• _DIRECTIONS_
From the line containing "What data populates" down to the last line of the entries, print each line exactly and leave the pictures out.
──────── INFORMATION GIVEN
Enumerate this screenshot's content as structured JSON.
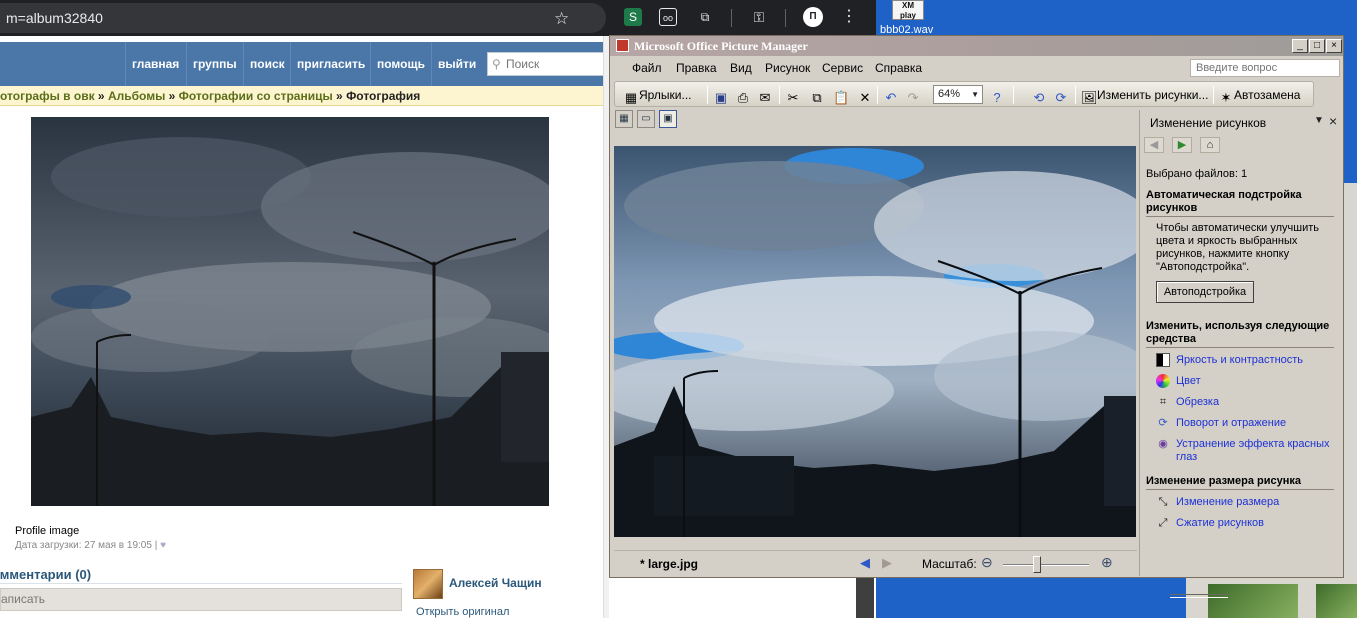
{
  "browser": {
    "url": "m=album32840"
  },
  "vk": {
    "nav": [
      "главная",
      "группы",
      "поиск",
      "пригласить",
      "помощь",
      "выйти"
    ],
    "search_placeholder": "Поиск",
    "breadcrumb": {
      "part1": "отографы в овк",
      "sep": " » ",
      "part2": "Альбомы",
      "part3": "Фотографии со страницы",
      "current": "Фотография"
    },
    "photo_title": "Profile image",
    "upload_date": "Дата загрузки: 27 мая в 19:05 |",
    "comments_title": "омментарии (0)",
    "write_placeholder": "аписать",
    "author": "Алексей Чащин",
    "open_original": "Открыть оригинал"
  },
  "desktop": {
    "icon_text": "XM play",
    "icon_label": "bbb02.wav"
  },
  "picture_manager": {
    "title": "Microsoft Office Picture Manager",
    "window_buttons": [
      "_",
      "□",
      "×"
    ],
    "menu": [
      "Файл",
      "Правка",
      "Вид",
      "Рисунок",
      "Сервис",
      "Справка"
    ],
    "ask_placeholder": "Введите вопрос",
    "toolbar": {
      "shortcuts": "Ярлыки...",
      "zoom": "64%",
      "edit_pictures": "Изменить рисунки...",
      "autoreplace": "Автозамена"
    },
    "status": {
      "file": "* large.jpg",
      "scale_label": "Масштаб:",
      "zoom_level": 0.4
    },
    "task_pane": {
      "title": "Изменение рисунков",
      "selected": "Выбрано файлов: 1",
      "section_auto": "Автоматическая подстройка рисунков",
      "auto_desc": "Чтобы автоматически улучшить цвета и яркость выбранных рисунков, нажмите кнопку \"Автоподстройка\".",
      "autofix_button": "Автоподстройка",
      "section_tools": "Изменить, используя следующие средства",
      "tools": [
        "Яркость и контрастность",
        "Цвет",
        "Обрезка",
        "Поворот и отражение",
        "Устранение эффекта красных глаз"
      ],
      "section_resize": "Изменение размера рисунка",
      "resize_tools": [
        "Изменение размера",
        "Сжатие рисунков"
      ]
    }
  }
}
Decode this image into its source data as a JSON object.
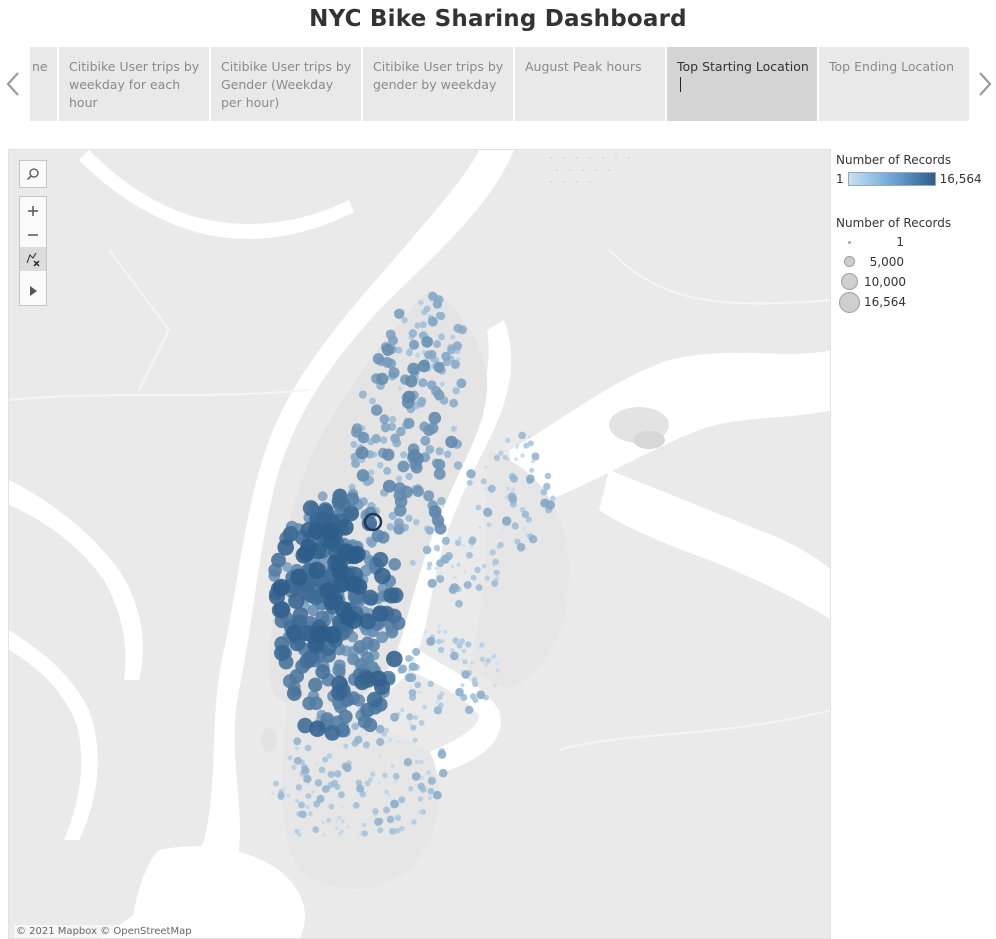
{
  "header": {
    "title": "NYC Bike Sharing Dashboard"
  },
  "storyline": {
    "tabs": [
      {
        "label": "ne",
        "active": false
      },
      {
        "label": "Citibike User trips by weekday for each hour",
        "active": false
      },
      {
        "label": "Citibike User trips by Gender (Weekday per hour)",
        "active": false
      },
      {
        "label": "Citibike User trips by gender by weekday",
        "active": false
      },
      {
        "label": "August Peak hours",
        "active": false
      },
      {
        "label": "Top Starting Location",
        "active": true
      },
      {
        "label": "Top Ending Location",
        "active": false
      }
    ]
  },
  "map": {
    "attribution": "© 2021 Mapbox © OpenStreetMap",
    "toolbar": [
      "search-icon",
      "zoom-in-icon",
      "zoom-out-icon",
      "pin-reset-icon",
      "play-icon"
    ]
  },
  "legend": {
    "color": {
      "title": "Number of Records",
      "min": "1",
      "max": "16,564",
      "color_low": "#c8e1f2",
      "color_high": "#2e5d8a"
    },
    "size": {
      "title": "Number of Records",
      "items": [
        "1",
        "5,000",
        "10,000",
        "16,564"
      ]
    }
  },
  "colors": {
    "water": "#ffffff",
    "land": "#ececec",
    "accent": "#2e5d8a",
    "light_point": "#9cc8e8"
  }
}
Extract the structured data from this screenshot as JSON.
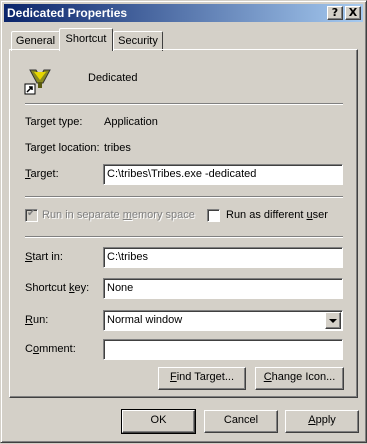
{
  "window": {
    "title": "Dedicated Properties",
    "help_label": "?",
    "close_label": "X"
  },
  "tabs": [
    {
      "label": "General"
    },
    {
      "label": "Shortcut"
    },
    {
      "label": "Security"
    }
  ],
  "shortcut": {
    "name": "Dedicated",
    "target_type_label": "Target type:",
    "target_type_value": "Application",
    "target_location_label": "Target location:",
    "target_location_value": "tribes",
    "target_label_pre": "",
    "target_label_u": "T",
    "target_label_post": "arget:",
    "target_value": "C:\\tribes\\Tribes.exe -dedicated",
    "separate_memory_pre": "Run in separate ",
    "separate_memory_u": "m",
    "separate_memory_post": "emory space",
    "different_user_pre": "Run as different ",
    "different_user_u": "u",
    "different_user_post": "ser",
    "start_in_label_pre": "",
    "start_in_label_u": "S",
    "start_in_label_post": "tart in:",
    "start_in_value": "C:\\tribes",
    "shortcut_key_label_pre": "Shortcut ",
    "shortcut_key_label_u": "k",
    "shortcut_key_label_post": "ey:",
    "shortcut_key_value": "None",
    "run_label_pre": "",
    "run_label_u": "R",
    "run_label_post": "un:",
    "run_value": "Normal window",
    "comment_label_pre": "C",
    "comment_label_u": "o",
    "comment_label_post": "mment:",
    "comment_value": "",
    "find_target_pre": "",
    "find_target_u": "F",
    "find_target_post": "ind Target...",
    "change_icon_pre": "",
    "change_icon_u": "C",
    "change_icon_post": "hange Icon..."
  },
  "footer": {
    "ok_label": "OK",
    "cancel_label": "Cancel",
    "apply_pre": "",
    "apply_u": "A",
    "apply_post": "pply"
  }
}
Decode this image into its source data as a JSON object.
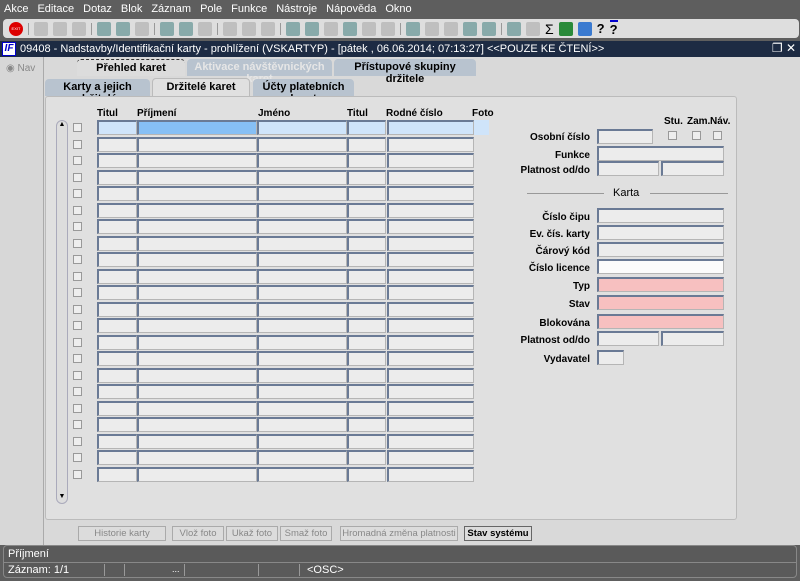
{
  "menu": [
    "Akce",
    "Editace",
    "Dotaz",
    "Blok",
    "Záznam",
    "Pole",
    "Funkce",
    "Nástroje",
    "Nápověda",
    "Okno"
  ],
  "toolbar": {
    "exit_label": "EXIT"
  },
  "window": {
    "title": "09408 - Nadstavby/Identifikační karty - prohlížení (VSKARTYP) - [pátek  , 06.06.2014; 07:13:27] <<POUZE KE ČTENÍ>>",
    "icon": "IF"
  },
  "nav": {
    "label": "Nav"
  },
  "tabs_top": [
    "Přehled karet",
    "Aktivace návštěvnických karet",
    "Přístupové skupiny držitele"
  ],
  "tabs_sub": [
    "Karty a jejich držitelé",
    "Držitelé karet",
    "Účty platebních karet"
  ],
  "grid": {
    "headers": [
      "Titul",
      "Příjmení",
      "Jméno",
      "Titul",
      "Rodné číslo",
      "Foto"
    ],
    "row_count": 22
  },
  "detail": {
    "check_headers": [
      "Stu.",
      "Zam.",
      "Náv."
    ],
    "osobni_cislo": "Osobní číslo",
    "funkce": "Funkce",
    "platnost": "Platnost od/do",
    "section": "Karta",
    "cislo_cipu": "Číslo čipu",
    "ev_cis": "Ev. čís. karty",
    "carovy": "Čárový kód",
    "licence": "Číslo licence",
    "typ": "Typ",
    "stav": "Stav",
    "blokovana": "Blokována",
    "platnost2": "Platnost od/do",
    "vydavatel": "Vydavatel"
  },
  "buttons": [
    "Historie karty",
    "Vlož foto",
    "Ukaž foto",
    "Smaž foto",
    "Hromadná změna platnosti",
    "Stav systému"
  ],
  "status": {
    "field": "Příjmení",
    "record": "Záznam: 1/1",
    "dots": "...",
    "mode": "<OSC>"
  }
}
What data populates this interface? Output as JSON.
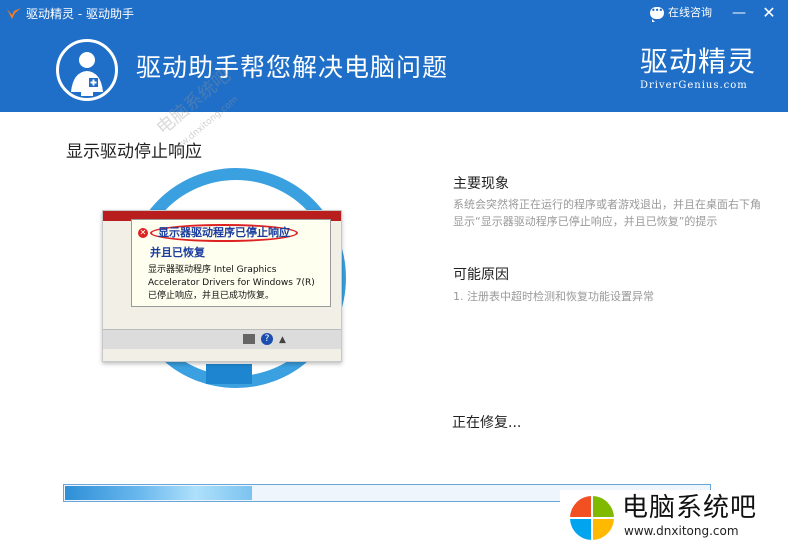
{
  "window": {
    "title": "驱动精灵 - 驱动助手",
    "chat_label": "在线咨询",
    "minimize_glyph": "—",
    "close_glyph": "✕"
  },
  "banner": {
    "title": "驱动助手帮您解决电脑问题",
    "brand_zh": "驱动精灵",
    "brand_en": "DriverGenius.com",
    "icon": "doctor-icon"
  },
  "problem": {
    "title": "显示驱动停止响应",
    "screenshot": {
      "balloon_title": "显示器驱动程序已停止响应",
      "balloon_subtitle": "并且已恢复",
      "line1": "显示器驱动程序 Intel Graphics",
      "line2": "Accelerator Drivers for Windows 7(R)",
      "line3": "已停止响应，并且已成功恢复。"
    }
  },
  "info": {
    "symptom_heading": "主要现象",
    "symptom_text": "系统会突然将正在运行的程序或者游戏退出，并且在桌面右下角显示“显示器驱动程序已停止响应，并且已恢复”的提示",
    "cause_heading": "可能原因",
    "cause_text": "1. 注册表中超时检测和恢复功能设置异常"
  },
  "status": {
    "repairing_label": "正在修复...",
    "progress_fraction": 0.29
  },
  "watermark": {
    "site_zh": "电脑系统吧",
    "site_url": "www.dnxitong.com",
    "faint_zh": "电脑系统吧",
    "faint_url": "www.dnxitong.com"
  },
  "colors": {
    "primary_blue": "#1f6fc8",
    "progress_blue": "#2e8fd6"
  }
}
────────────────
• _RESULT_
What data populates this interface? Output as JSON.
{
  "window": {
    "title": "驱动精灵 - 驱动助手",
    "chat_label": "在线咨询",
    "minimize_glyph": "—",
    "close_glyph": "✕"
  },
  "banner": {
    "title": "驱动助手帮您解决电脑问题",
    "brand_zh": "驱动精灵",
    "brand_en": "DriverGenius.com",
    "icon": "doctor-icon"
  },
  "problem": {
    "title": "显示驱动停止响应",
    "screenshot": {
      "balloon_title": "显示器驱动程序已停止响应",
      "balloon_subtitle": "并且已恢复",
      "line1": "显示器驱动程序 Intel Graphics",
      "line2": "Accelerator Drivers for Windows 7(R)",
      "line3": "已停止响应，并且已成功恢复。"
    }
  },
  "info": {
    "symptom_heading": "主要现象",
    "symptom_text": "系统会突然将正在运行的程序或者游戏退出，并且在桌面右下角显示“显示器驱动程序已停止响应，并且已恢复”的提示",
    "cause_heading": "可能原因",
    "cause_text": "1. 注册表中超时检测和恢复功能设置异常"
  },
  "status": {
    "repairing_label": "正在修复...",
    "progress_fraction": 0.29
  },
  "watermark": {
    "site_zh": "电脑系统吧",
    "site_url": "www.dnxitong.com",
    "faint_zh": "电脑系统吧",
    "faint_url": "www.dnxitong.com"
  },
  "colors": {
    "primary_blue": "#1f6fc8",
    "progress_blue": "#2e8fd6"
  }
}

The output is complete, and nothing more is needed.